by Joshua Heston
The flowering dogwood has come to symbolize the Ozarks — as well as the Upper South — which isn’t really a surprise.
There are few scenes prettier than an Ozark mountainside in April.
The dogwoods — white, pink, and red — mingle with the redbud and wild plum beneath the white oaks and hickory.
It is interesting to note the actual flowers of the dogwood are really quite inconspicuous.
Green and yellow, the true flowers form the center of what we think of as the dogwood flower. The colored petals are really specialized leaves called bracts. Many cultivars of Cornus florida exist, which explains the diversity of springtime color.
The flowering dogwood has also come to symbolize Christianity. And though clearly only a legend, this is a story that still bears telling….
— originally published NOVEMBER 16, 2008
The Legend of the Dogwood
Before the crucifixion of Jesus, the dogwood was a great, majestic tree, rivaling even the oaks and cedars of Lebanon. Because the wood was dense and fine, it was used as lumber throughout the region. As such, it was chosen for the cross upon which Jesus was nailed.

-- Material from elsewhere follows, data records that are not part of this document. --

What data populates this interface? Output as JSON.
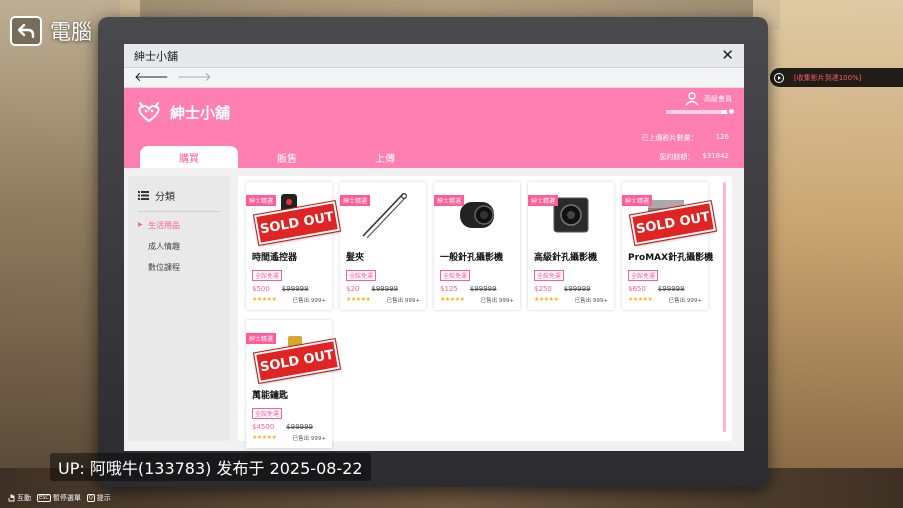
{
  "top": {
    "title": "電腦"
  },
  "window": {
    "title": "紳士小舖",
    "close": "✕"
  },
  "shop": {
    "name": "紳士小舖",
    "member_level": "高級會員",
    "member_progress": 0.85,
    "uploaded_label": "已上傳影片數量：",
    "uploaded_value": "126",
    "balance_label": "您的餘額：",
    "balance_value": "$31842"
  },
  "tabs": [
    {
      "label": "購買",
      "active": true
    },
    {
      "label": "販售",
      "active": false
    },
    {
      "label": "上傳",
      "active": false
    }
  ],
  "sidebar": {
    "heading": "分類",
    "items": [
      {
        "label": "生活用品",
        "active": true
      },
      {
        "label": "成人情趣",
        "active": false
      },
      {
        "label": "數位課程",
        "active": false
      }
    ]
  },
  "products": [
    {
      "tag": "紳士精選",
      "title": "時間遙控器",
      "badge": "全館免運",
      "price": "$500",
      "old_price": "$99999",
      "stars": "★★★★★",
      "sold": "已售出 999+",
      "sold_out": true,
      "sold_out_label": "SOLD OUT",
      "icon": "remote-control-icon"
    },
    {
      "tag": "紳士精選",
      "title": "髮夾",
      "badge": "全館免運",
      "price": "$20",
      "old_price": "$99999",
      "stars": "★★★★★",
      "sold": "已售出 999+",
      "sold_out": false,
      "sold_out_label": "",
      "icon": "hairpin-icon"
    },
    {
      "tag": "紳士精選",
      "title": "一般針孔攝影機",
      "badge": "全館免運",
      "price": "$125",
      "old_price": "$99999",
      "stars": "★★★★★",
      "sold": "已售出 999+",
      "sold_out": false,
      "sold_out_label": "",
      "icon": "pinhole-camera-icon"
    },
    {
      "tag": "紳士精選",
      "title": "高級針孔攝影機",
      "badge": "全館免運",
      "price": "$250",
      "old_price": "$99999",
      "stars": "★★★★★",
      "sold": "已售出 999+",
      "sold_out": false,
      "sold_out_label": "",
      "icon": "box-camera-icon"
    },
    {
      "tag": "紳士精選",
      "title": "ProMAX針孔攝影機",
      "badge": "全館免運",
      "price": "$650",
      "old_price": "$99999",
      "stars": "★★★★★",
      "sold": "已售出 999+",
      "sold_out": true,
      "sold_out_label": "SOLD OUT",
      "icon": "promax-camera-icon"
    },
    {
      "tag": "紳士精選",
      "title": "萬能鑰匙",
      "badge": "全館免運",
      "price": "$4500",
      "old_price": "$99999",
      "stars": "★★★★★",
      "sold": "已售出 999+",
      "sold_out": true,
      "sold_out_label": "SOLD OUT",
      "icon": "master-key-icon"
    }
  ],
  "quest": {
    "text": "[收集影片到達100%]"
  },
  "overlay": {
    "up_text": "UP: 阿哦牛(133783) 发布于 2025-08-22"
  },
  "hints": [
    {
      "key": "",
      "label": "互動",
      "icon": "hand-icon"
    },
    {
      "key": "ESC",
      "label": "暫停選單"
    },
    {
      "key": "Q",
      "label": "提示"
    }
  ],
  "colors": {
    "accent": "#ff7fb2",
    "accent_dark": "#ff5c99",
    "soldout": "#e02424"
  }
}
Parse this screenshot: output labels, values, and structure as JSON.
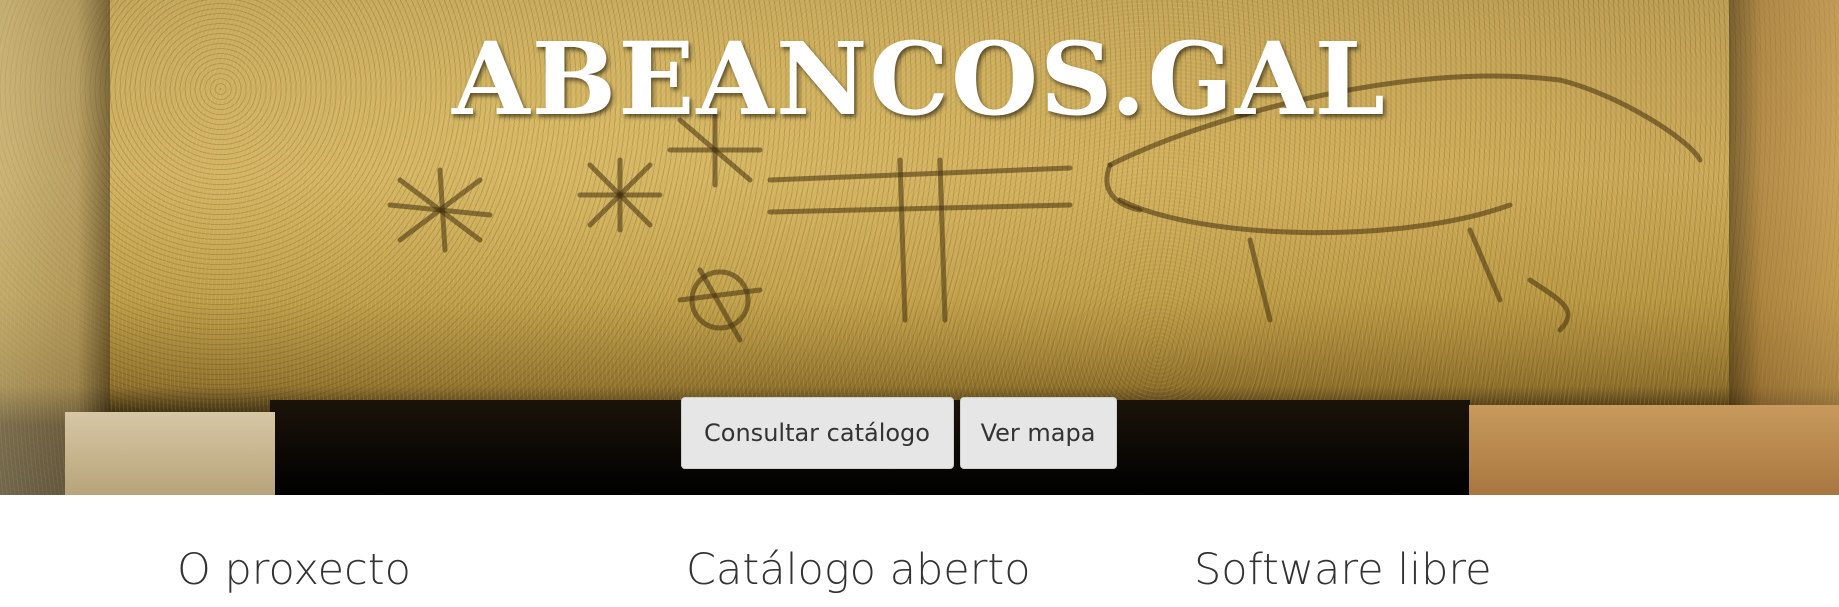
{
  "hero": {
    "title": "ABEANCOS.GAL"
  },
  "actions": {
    "catalog_label": "Consultar catálogo",
    "map_label": "Ver mapa"
  },
  "features": [
    {
      "heading": "O proxecto"
    },
    {
      "heading": "Catálogo aberto"
    },
    {
      "heading": "Software libre"
    }
  ]
}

The dogwood, along with all Creation, sorrowed at this. In His compassion, God changed the tree so that it would never again be used for such a purpose. From then on, it would never grow large enough to be used for a cross. However, in reminder of the crucifixion, the flowers would form the shape of the cross — and on the outer edges, nail prints would appear, stained with both rust and blood.
Lastly, in memory of that day and of the sacrifice of Jesus Christ, at the center of each flower would appear a crown of thorns, in order that those who viewed the tree each Easter would never forget.
The Mountain Dogwood
by Joshua Heston
Dogwood varieties are pretty. And it is hard to argue against the logic of creating domesticated cultivars, exhibiting earlier, larger blooms and sporting all sorts of enticing colors.
And yet, to see wild dogwoods — uncultivated and unplanned, heralding the spring season on an Ozark mountainside? It is a reminder that all our horticultural planning pales in comparison with nature.
— Originally published APRIL 16, 2009
FLOWERING DOGWOOD (Cornus florida)
SIZE: 20-30 feet tall; leaves 3-5 inches long. WHAT TO LOOK FOR: leaves oval, with veins curving toward pointed tip; flowers with 4 showy white petal-like bracts; fruits red, berry-like, in clusters. HABITAT: deciduous forests in well-drained soils.
— page 317, Wernett, Susan J., et al. North American Wildlife. The Reader’s Digest Association, Inc., 1986.